Greene Park, Milwaukee.
Greene Park, Milwaukee.

It is my favorite season. And have we had a glorious one this year! I have been asked on numerous occasions over the past few weeks if I think the autumn colors have been more intense than usual. Allow me to present you with Exhibit A:

Pringle Nature Center, Bristol County Park, Kenosha County
Pringle Nature Center, Bristol County Park, Kenosha County

As illustrated with this suite of autumn images, my answer to that question has invariably been “yes!” (Or something even more enthusiastic, like “incredible!”) And yet, to be honest, my “yes” must be qualified with, “it depends.” The reds tended to arrive early, with an intensity I don’t recall ever seeing around here. Then oranges had their moment. Later in the month yellow and gold became ascendant. All the while some trees remained stubbornly green. It also depended on location. I missed peak colors as often as I was amazed by them. Which, like a gambling addiction, just prompted me to keep on trying.

Donald Hackbarth Trail, Jerome Nature Center, Pleasant Prairie, Kenosha County.
Donald Hackbarth Trail, Jerome Nature Center, Pleasant Prairie, Kenosha County.

I’ve been a bit obsessed. Trying to find peak color this year has taken me all over the six-county area of SE Wisconsin that I cover for this project, A Wealth of Nature. While it is customary for me post an autumn story, I may have overdone it this time. The sheer number of images I’ve accumulated can’t possibly fit into a single blog post! As well as the number of beautiful places I’ve discovered.

Ice Age Trail, Butler Lake Segment, Kettle Moraine State Forest - Northern Unit.
Ice Age Trail, Butler Lake Segment, Kettle Moraine State Forest – Northern Unit.

In addition to seeking out peak color, I have made it my mission to explore new places so that I can share even more of our wealth of nature with you, dear reader. If you’ve been following this blog (thank you), it may surprise you to know that I can still find new places, but I assure you, there are plenty! Since they truly won’t fit into a single post, I will be bringing them to you in an undetermined number of installments—which I hope will bring comfort during the dark times ahead.

Seminary Woods, St Francis.
Seminary Woods, St Francis.

I’ve chosen this suite of opening images, from different places and times, to whet your appetite. My plan (which may change as things proceed) is to present to you, in a series of posts, the parks and preserves I’ve explored this season in roughly chronological order. As mentioned earlier, many were new to me and likely new to you. Some are quite small, others surprisingly large.

Large pond and wetland, Lions Park, New Berlin.
Large pond and wetland, Lions Park, New Berlin.

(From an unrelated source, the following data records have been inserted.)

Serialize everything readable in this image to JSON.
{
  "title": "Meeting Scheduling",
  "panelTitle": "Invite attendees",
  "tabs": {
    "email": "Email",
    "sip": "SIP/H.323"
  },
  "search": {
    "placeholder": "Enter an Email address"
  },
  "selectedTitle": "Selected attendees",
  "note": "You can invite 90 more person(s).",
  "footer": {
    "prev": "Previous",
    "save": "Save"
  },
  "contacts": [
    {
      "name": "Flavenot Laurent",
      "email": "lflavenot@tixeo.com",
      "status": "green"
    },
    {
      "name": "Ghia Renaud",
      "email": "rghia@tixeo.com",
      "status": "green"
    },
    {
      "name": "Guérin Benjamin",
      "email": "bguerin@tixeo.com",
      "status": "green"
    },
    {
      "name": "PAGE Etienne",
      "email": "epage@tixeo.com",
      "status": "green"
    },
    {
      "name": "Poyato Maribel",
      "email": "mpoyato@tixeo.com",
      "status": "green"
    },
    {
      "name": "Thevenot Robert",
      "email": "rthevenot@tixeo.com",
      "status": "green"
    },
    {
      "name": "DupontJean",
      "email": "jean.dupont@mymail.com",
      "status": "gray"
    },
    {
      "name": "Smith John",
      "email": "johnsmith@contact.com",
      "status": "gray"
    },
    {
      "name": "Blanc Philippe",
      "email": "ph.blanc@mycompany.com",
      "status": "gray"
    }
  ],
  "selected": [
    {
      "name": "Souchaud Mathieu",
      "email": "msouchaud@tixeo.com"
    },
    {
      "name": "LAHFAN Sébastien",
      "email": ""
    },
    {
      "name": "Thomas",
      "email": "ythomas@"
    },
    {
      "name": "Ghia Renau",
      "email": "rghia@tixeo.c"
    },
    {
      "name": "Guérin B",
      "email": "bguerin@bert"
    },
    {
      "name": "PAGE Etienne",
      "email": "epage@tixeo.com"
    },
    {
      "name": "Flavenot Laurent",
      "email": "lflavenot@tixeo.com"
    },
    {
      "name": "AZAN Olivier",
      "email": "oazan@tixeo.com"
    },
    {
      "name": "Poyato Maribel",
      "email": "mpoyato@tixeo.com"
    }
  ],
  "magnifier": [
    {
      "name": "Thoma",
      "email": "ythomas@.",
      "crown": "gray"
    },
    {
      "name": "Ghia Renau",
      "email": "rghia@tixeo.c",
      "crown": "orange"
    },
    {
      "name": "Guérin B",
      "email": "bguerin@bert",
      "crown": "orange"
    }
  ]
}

Let’s begin with Lions Park in New Berlin, which when I visited was still green overall but awash in fruits and berries. Although it is essentially a neighborhood park, all neighborhoods deserve parks as beautiful as this one! With forty acres it is large enough to accommodate a wide variety of typical park amenities—such as playing fields, picnic shelter, playground, etc.—as well as a woodlot, wetland, and two ponds. There is a grassy, mowed trail that meanders among the trees and bushes next to the larger of the two ponds, which is where I found most of the images here.

Gray Dogwood.
Gray Dogwood.
Crab Apple.
Crab Apple.
Common Pear.
Common Pear.
View of large pond.
View of large pond.
Ash tree seeds.
Ash tree seeds.
Aerial view of pond and trails.
Aerial view of pond and trails.
Apple tree.
Apple.
Crab Apple.
Crab Apple.
Gray dogwood.
Gray dogwood.
Hawthorn
Hawthorn.

For more information about Lions Park go to our Find-a-Park page.

The featured photo at the top is from Menomonee Park, Waukesha County.

Stay tuned for the next installment of Autumn Odyssey 2022.

Related stories from Autumn 2022:

Joan M. Pick Nature Preserve

Hiking Pike Lake State Park in Autumnal Glory!

Fall Colors at Virmond Park

To explore more parks and preserves throughout SE Wisconsin go to our Find-a-Park map.

Eddee Daniel is a board member of Preserve Our Parks.